Among the most evident and universally intelligible evidences of the unwarped, undistempered, and true growth of the mind of the English nation, (and in this we include the whole aristocracy, gentry, and educated classes in the three kingdoms,) may be adduced both the positive indications of the pure, sound, and christian system of morals which pervade all our writers of every class—moralists, poets, metaphysical writers; so that, even among our infidel writers, some of their power is derived from the adoption of the gospel ethics, and the negative indication consisting in the absence of the unprincipled and vague system of philosophy and morals, which has so abounded in the continental schools. The secret of our constitutional stability, and of our comparatively unimpeded progress, may be found in the striking truth, that the ethics of the New Testament have been so diffused into the British mind, as unconsciously to govern and characterize the entire tissue of life and reason. In all places, and under the most corrupted forms, something of divine truth will be found in those who profess to teach the christian religion. A sublime moral, at least, may be found in Massillon, Bourdaloue, &c.; but it is not to our preachers and churchmen that we refer, but to the entire tone and spirit of our profane literature, taken altogether as a body of opinion and thought. Throughout the tissue, truth, justice, and rectified affections, appear in the simplest form, unencumbered by theories and the uncertainty of speculation-rather deriving influence from, than pretending to discover that body of sentiment and opinion which has long been the common sentiment of the British islands. And thus it is that the literature of England the result of its religion-has been a main element in the development of the most advanced state of humanity yet developed. To trace the operation of the spiritual principle in the actual condition of society, is perhaps impossible-certainly not within our present compass. On the mass it is always a latent, and not immediate operation. The “broad way and the green” can, in no state of human society, present more than its reflected light; but in this lies the agency in which we are here concerned. It is not the gospel, as the hope of the follower of Christ that we speak of, but its secondary influences.
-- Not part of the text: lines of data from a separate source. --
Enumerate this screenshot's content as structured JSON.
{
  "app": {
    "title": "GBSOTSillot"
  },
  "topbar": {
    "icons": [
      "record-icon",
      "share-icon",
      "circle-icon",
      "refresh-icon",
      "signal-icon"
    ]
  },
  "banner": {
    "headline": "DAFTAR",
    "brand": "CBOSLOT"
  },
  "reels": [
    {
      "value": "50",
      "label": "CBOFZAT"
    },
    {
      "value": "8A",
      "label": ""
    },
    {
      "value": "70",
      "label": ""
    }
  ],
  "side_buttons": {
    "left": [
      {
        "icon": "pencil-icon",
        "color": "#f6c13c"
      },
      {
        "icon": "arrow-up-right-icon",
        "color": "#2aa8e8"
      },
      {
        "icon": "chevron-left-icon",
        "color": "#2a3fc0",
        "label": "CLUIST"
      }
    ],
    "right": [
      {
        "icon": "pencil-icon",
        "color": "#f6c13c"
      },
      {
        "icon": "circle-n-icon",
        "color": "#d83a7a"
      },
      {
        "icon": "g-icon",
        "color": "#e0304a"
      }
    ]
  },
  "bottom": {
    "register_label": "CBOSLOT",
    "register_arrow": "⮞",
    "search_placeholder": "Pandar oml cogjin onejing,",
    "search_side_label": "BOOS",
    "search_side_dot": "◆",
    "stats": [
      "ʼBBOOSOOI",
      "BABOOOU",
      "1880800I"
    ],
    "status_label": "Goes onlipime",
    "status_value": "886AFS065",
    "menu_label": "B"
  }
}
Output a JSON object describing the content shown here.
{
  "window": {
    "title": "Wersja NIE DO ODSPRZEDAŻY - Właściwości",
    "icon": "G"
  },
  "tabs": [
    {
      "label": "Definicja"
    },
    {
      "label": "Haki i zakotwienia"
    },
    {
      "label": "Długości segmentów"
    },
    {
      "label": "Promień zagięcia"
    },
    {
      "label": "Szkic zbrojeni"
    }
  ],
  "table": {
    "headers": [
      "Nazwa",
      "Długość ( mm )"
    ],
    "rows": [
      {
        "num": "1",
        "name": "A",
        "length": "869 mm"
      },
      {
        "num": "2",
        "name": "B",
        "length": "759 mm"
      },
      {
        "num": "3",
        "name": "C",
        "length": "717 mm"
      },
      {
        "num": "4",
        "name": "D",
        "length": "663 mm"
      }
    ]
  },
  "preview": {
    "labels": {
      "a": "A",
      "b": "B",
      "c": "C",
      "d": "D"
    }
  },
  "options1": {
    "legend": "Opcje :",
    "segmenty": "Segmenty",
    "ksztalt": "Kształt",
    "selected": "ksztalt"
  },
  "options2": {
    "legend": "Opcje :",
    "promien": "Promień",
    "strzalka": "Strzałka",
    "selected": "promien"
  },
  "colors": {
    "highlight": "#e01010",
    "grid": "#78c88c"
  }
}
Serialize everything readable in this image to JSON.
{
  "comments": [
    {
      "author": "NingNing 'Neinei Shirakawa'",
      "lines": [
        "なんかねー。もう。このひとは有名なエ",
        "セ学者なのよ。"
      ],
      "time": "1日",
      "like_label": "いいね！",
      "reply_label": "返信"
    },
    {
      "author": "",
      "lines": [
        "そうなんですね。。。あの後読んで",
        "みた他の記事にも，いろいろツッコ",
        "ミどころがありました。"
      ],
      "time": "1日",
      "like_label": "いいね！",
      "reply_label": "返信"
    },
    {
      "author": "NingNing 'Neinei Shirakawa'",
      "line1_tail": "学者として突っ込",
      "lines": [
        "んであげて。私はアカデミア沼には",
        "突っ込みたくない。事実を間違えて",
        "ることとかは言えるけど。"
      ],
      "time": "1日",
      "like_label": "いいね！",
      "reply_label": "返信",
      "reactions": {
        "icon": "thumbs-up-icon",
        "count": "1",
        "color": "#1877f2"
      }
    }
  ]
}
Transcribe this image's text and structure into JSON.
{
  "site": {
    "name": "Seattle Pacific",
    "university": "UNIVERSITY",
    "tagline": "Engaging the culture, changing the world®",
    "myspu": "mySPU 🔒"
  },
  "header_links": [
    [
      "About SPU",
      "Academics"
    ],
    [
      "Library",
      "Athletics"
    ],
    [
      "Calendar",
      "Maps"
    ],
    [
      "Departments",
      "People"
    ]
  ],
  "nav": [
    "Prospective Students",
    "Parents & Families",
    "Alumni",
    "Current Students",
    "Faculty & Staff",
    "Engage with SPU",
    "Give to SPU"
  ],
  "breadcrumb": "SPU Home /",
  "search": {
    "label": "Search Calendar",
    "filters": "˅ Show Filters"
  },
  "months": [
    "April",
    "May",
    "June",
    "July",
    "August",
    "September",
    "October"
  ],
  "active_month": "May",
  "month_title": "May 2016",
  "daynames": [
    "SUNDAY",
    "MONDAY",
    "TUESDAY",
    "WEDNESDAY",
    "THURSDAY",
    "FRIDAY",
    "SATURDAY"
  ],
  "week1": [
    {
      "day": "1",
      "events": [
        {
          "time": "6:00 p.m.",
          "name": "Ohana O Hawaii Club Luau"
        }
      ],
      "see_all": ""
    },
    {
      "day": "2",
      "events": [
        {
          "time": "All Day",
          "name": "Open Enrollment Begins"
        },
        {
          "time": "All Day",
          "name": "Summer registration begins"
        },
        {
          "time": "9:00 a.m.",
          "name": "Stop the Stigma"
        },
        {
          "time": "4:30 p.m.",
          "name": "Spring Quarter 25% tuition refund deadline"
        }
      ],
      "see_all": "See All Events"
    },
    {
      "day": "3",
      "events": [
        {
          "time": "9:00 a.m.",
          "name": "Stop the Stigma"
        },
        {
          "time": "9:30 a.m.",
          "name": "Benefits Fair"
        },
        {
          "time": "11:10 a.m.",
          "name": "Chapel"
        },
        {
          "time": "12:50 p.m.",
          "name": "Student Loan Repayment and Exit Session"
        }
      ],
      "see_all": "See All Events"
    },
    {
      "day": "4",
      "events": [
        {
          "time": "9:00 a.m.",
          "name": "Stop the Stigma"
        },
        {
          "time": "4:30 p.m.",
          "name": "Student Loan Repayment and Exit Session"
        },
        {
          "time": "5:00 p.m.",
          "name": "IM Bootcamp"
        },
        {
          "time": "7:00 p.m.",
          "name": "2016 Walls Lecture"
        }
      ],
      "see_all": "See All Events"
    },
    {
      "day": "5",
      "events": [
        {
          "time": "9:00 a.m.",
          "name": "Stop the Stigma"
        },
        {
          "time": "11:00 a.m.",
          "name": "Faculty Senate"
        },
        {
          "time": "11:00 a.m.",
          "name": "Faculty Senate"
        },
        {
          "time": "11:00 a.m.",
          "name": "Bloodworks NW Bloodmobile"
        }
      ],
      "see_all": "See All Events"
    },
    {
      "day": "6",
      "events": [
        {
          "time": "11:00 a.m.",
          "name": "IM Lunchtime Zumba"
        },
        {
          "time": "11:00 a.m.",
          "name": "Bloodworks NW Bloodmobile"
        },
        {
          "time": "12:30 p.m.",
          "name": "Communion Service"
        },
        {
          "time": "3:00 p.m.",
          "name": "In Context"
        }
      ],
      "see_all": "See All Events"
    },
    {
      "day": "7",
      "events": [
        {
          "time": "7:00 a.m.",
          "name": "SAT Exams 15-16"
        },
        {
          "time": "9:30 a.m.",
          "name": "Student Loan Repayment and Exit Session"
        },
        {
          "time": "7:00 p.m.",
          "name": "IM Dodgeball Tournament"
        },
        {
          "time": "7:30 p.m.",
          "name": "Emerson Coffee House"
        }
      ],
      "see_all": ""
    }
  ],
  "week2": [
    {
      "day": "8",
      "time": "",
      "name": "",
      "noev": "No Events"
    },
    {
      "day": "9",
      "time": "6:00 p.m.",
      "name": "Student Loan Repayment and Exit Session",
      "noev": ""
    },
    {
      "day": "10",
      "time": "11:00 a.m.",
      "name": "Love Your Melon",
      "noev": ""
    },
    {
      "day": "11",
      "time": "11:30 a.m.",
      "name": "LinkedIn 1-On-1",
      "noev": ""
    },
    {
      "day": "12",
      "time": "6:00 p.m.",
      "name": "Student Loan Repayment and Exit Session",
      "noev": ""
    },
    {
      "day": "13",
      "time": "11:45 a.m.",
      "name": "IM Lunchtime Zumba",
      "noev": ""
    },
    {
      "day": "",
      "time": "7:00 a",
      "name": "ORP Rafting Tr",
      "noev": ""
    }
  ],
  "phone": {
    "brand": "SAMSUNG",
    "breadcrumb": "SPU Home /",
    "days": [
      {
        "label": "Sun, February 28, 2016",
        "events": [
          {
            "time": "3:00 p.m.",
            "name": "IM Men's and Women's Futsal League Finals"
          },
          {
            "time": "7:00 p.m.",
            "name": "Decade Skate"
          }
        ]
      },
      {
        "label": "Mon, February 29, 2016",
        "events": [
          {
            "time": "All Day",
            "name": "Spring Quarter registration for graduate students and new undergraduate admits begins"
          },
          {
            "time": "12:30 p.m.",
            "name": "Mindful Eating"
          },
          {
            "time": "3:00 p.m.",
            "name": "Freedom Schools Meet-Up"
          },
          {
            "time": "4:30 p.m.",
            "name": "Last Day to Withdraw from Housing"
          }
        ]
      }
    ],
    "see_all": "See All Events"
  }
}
It supplies the standard of virtue; it affords high examples and unerring criterions, not otherwise known or to be kpown; it largely governs habits through the medium of early discipline; it keeps alive (however vaguely) hopes, fears, and conscientious motives and scruples, almost universally; and it scatters in every quarter bright and influential patterns of christian life. But all this is not enough for the purpose of our statement; as such, and looking to no further end, the corruption of humanity is too overpowering to the observation, to admit of the satisfactory application of such a view as test or comparison. Sweeping evasions are too easy. Human conduct is everywhere characterized by similar infirmities, beset by similar temptations, and concealed by the same disguises. The human heart, “ deceitful above all things,” moves everywhere in its cloud of pretences, and there is no human aim that cannot be accommodated with